“Guardian Pang.” Guardian Pang’s voice was chilly, hands clasped behind his back as he stared imperiously at the pair. “Guardian Pang Jian Hong.”
“My apologies for the inadvertent insult. And congratulations, Guardian Pang, on your elevation to the new position.” Wu Ying bowed again and gestured to the side. “This is, as per our missive, Cultivator Yang Mu, daughter of the Twin Souls of the Joyous Platinum Inn.”
Yang Mu twitched, shooting a look that promised that Wu Ying would pay for that later. He ignored it, of course. As much as she might desire to make a name for herself, in this place, at this time, she needed all the social standing she could acquire. Borrowing the strength of her Nascent Soul parents was necessary, especially before Elder—no, Guardian—Pang.
“If you kept in contact with the Sect properly, you would know of such things,” Guardian Pang said coldly. “In addition, your companion, Elder Liu, should have informed you.”
“It must have slipped his mind,” Wu Ying said. “The exploration of the southern problems in Nanyue was quite strenuous.”
Wu Ying had to stop himself from apologizing again. It was an automatic thing, which he had to bite his inner tongue upon. Too long had he been beneath the other. While he might still be junior to the man, he was a Core Formation cultivator with a Wind Body now. They might not be hierarchical peers, but he was not so beneath the other to be forced to apologize multiple times.
Yang Mu, noticing the minute changes in expression on Wu Ying’s face, spoke up. “Cultivator Yang greets Guardian Pang. Cultivator Long has spoken much of you.” Ignoring the suspicious look the other man shot her, she continued. “He often spoke of the Guardians of your illustrious sect with great fondness. May I ask when you were elevated to this esteemed position?”
“Four years after Cultivator Long left the Sect,” Jian Hong said. “Much has changed. Like our security procedures.”
“Oh?” Wu Ying said.
“Yes. Flying is no longer permitted by those not of the Sect,” Jian Hong said. “As the Guardian of the Gate, it is my responsibility to ensure that no breaches of our security occur. And that ruling, along with additional security formations, is just one of the many things I have added.”
“I see.” Wu Ying inclined his head. Guardian of the Gate. That had been Guardian Lu Xi Qi’s position. “We shall, of course, comply with the new rulings. Will you be escorting us the rest of the way to the Sect then?”
Guardian Pang’s lips pursed. At his gesture, the other inner sect cultivators dispersed, the Energy Formation cultivators going up the mountain rapidly and leaving them behind.
“No. I have many duties to attend to.” Then, recalling some of his manners, he inclined his head to Yang Mu. “Welcome to the Sect, Cultivator Yang. I hope your stay is tolerable.”
Before Wu Ying could ask what the man meant, Guardian Pang triggered part of the formation that surrounded them, allowing it to pull him away by bending space.
“What a waste of energy…” Yang Mu muttered for Wu Ying’s ears only.
He could only agree, having sensed the extrusion of energy as the formation triggered.
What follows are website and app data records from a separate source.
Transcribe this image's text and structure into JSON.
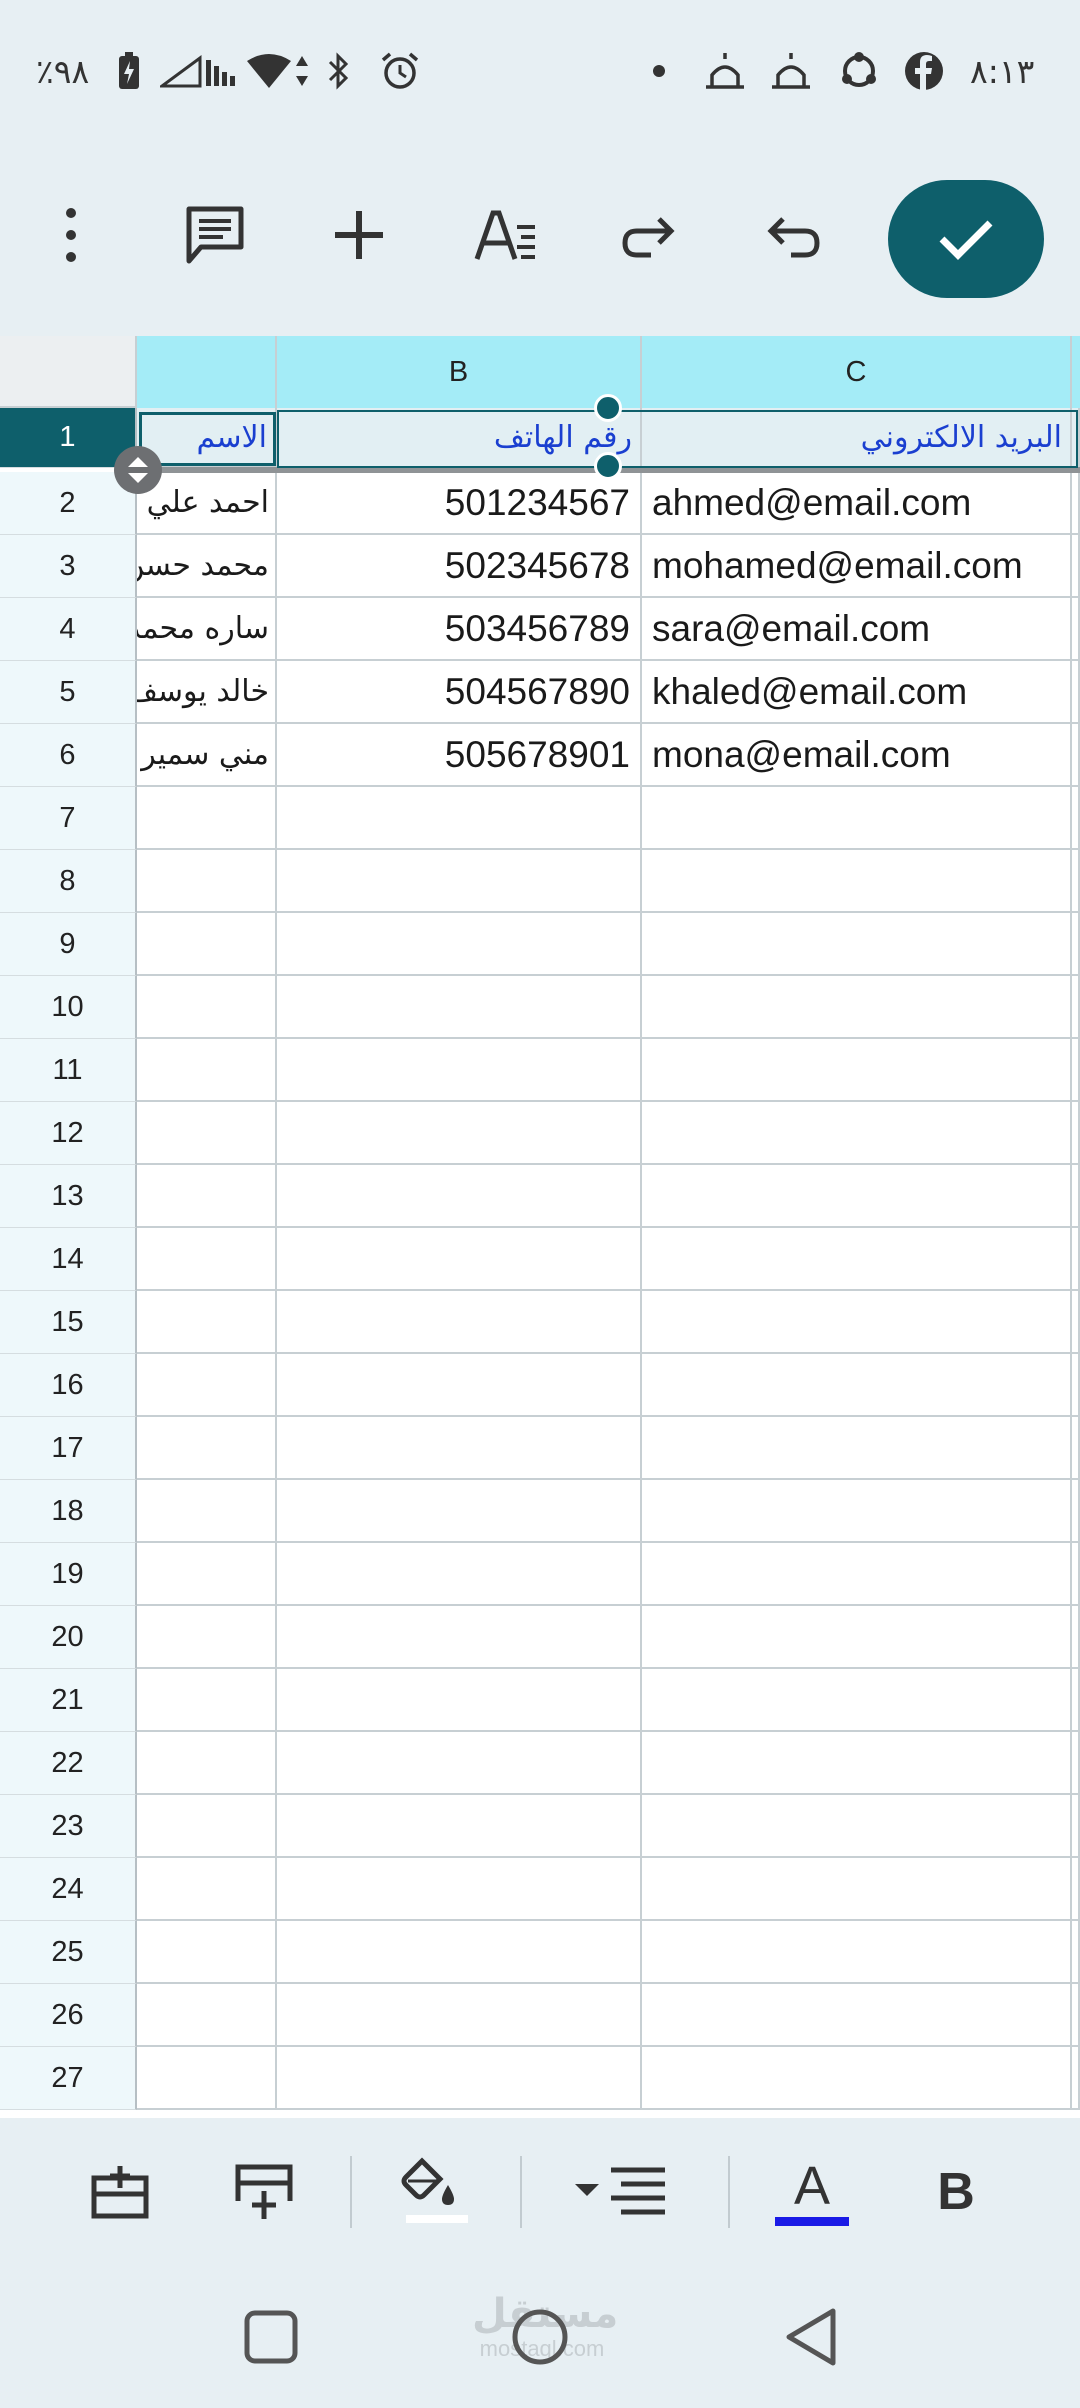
{
  "status_bar": {
    "time": "٨:١٣",
    "battery": "٪٩٨",
    "icons_right": [
      "facebook-icon",
      "sync-icon",
      "mosque-icon",
      "mosque-icon",
      "dot-icon"
    ],
    "icons_left": [
      "alarm-icon",
      "bluetooth-icon",
      "data-arrows-icon",
      "wifi-icon",
      "signal-icon",
      "signal-icon",
      "battery-icon"
    ]
  },
  "toolbar": {
    "buttons": [
      "more-vert-icon",
      "comment-icon",
      "add-icon",
      "text-format-icon",
      "redo-icon",
      "undo-icon"
    ],
    "confirm": "check-icon",
    "accent_color": "#0e5f6b"
  },
  "sheet": {
    "columns": [
      "",
      "B",
      "C"
    ],
    "row_numbers": [
      "1",
      "2",
      "3",
      "4",
      "5",
      "6",
      "7",
      "8",
      "9",
      "10",
      "11",
      "12",
      "13",
      "14",
      "15",
      "16",
      "17",
      "18",
      "19",
      "20",
      "21",
      "22",
      "23",
      "24",
      "25",
      "26",
      "27"
    ],
    "header_row": [
      "الاسم",
      "رقم الهاتف",
      "البريد الالكتروني"
    ],
    "rows": [
      [
        "احمد علي",
        "501234567",
        "ahmed@email.com"
      ],
      [
        "محمد حسن",
        "502345678",
        "mohamed@email.com"
      ],
      [
        "ساره محمد",
        "503456789",
        "sara@email.com"
      ],
      [
        "خالد يوسف",
        "504567890",
        "khaled@email.com"
      ],
      [
        "مني سمير",
        "505678901",
        "mona@email.com"
      ]
    ],
    "header_text_color": "#1a3fd0",
    "column_header_color": "#a4ecf7"
  },
  "format_bar": {
    "buttons": [
      "insert-row-above-icon",
      "insert-row-below-icon",
      "fill-color-icon",
      "align-icon",
      "text-color-icon",
      "bold-icon"
    ],
    "text_color_swatch": "#1a1ae6",
    "bold_label": "B",
    "text_color_label": "A"
  },
  "nav_bar": {
    "buttons": [
      "recents-icon",
      "home-icon",
      "back-icon"
    ],
    "watermark_arabic": "مستقل",
    "watermark_latin": "mostaql.com"
  }
}
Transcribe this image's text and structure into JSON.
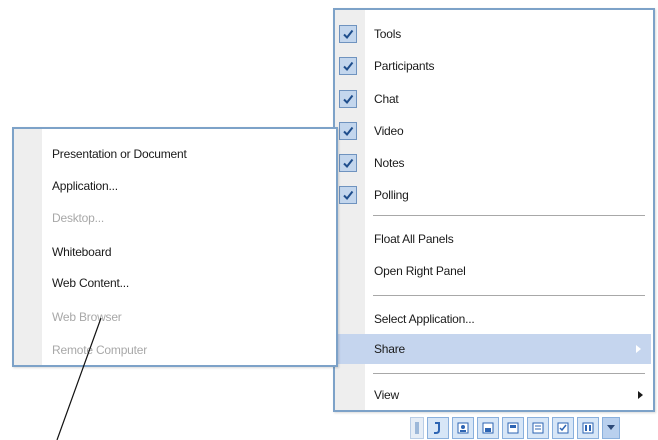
{
  "main_menu": {
    "panels": [
      {
        "label": "Tools",
        "checked": true
      },
      {
        "label": "Participants",
        "checked": true
      },
      {
        "label": "Chat",
        "checked": true
      },
      {
        "label": "Video",
        "checked": true
      },
      {
        "label": "Notes",
        "checked": true
      },
      {
        "label": "Polling",
        "checked": true
      }
    ],
    "float_all_panels": "Float All Panels",
    "open_right_panel": "Open Right Panel",
    "select_application": "Select Application...",
    "share": "Share",
    "view": "View"
  },
  "share_menu": {
    "items": [
      {
        "label": "Presentation or Document",
        "enabled": true
      },
      {
        "label": "Application...",
        "enabled": true
      },
      {
        "label": "Desktop...",
        "enabled": false
      },
      {
        "label": "Whiteboard",
        "enabled": true
      },
      {
        "label": "Web Content...",
        "enabled": true
      },
      {
        "label": "Web Browser",
        "enabled": false
      },
      {
        "label": "Remote Computer",
        "enabled": false
      }
    ]
  },
  "colors": {
    "menu_border": "#7da2c8",
    "highlight": "#c5d5ee",
    "check_bg": "#c3d6ed",
    "check_mark": "#1f4e8c",
    "disabled_text": "#a8a8a8"
  },
  "toolbar": {
    "icons": [
      "sidebar-toggle-icon",
      "tools-panel-icon",
      "participants-panel-icon",
      "chat-panel-icon",
      "video-panel-icon",
      "notes-panel-icon",
      "polling-panel-icon",
      "layout-icon",
      "toolbar-menu-icon"
    ]
  }
}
It seemed much had changed in the time he was away. It seemed his return was not to be a triumphant one.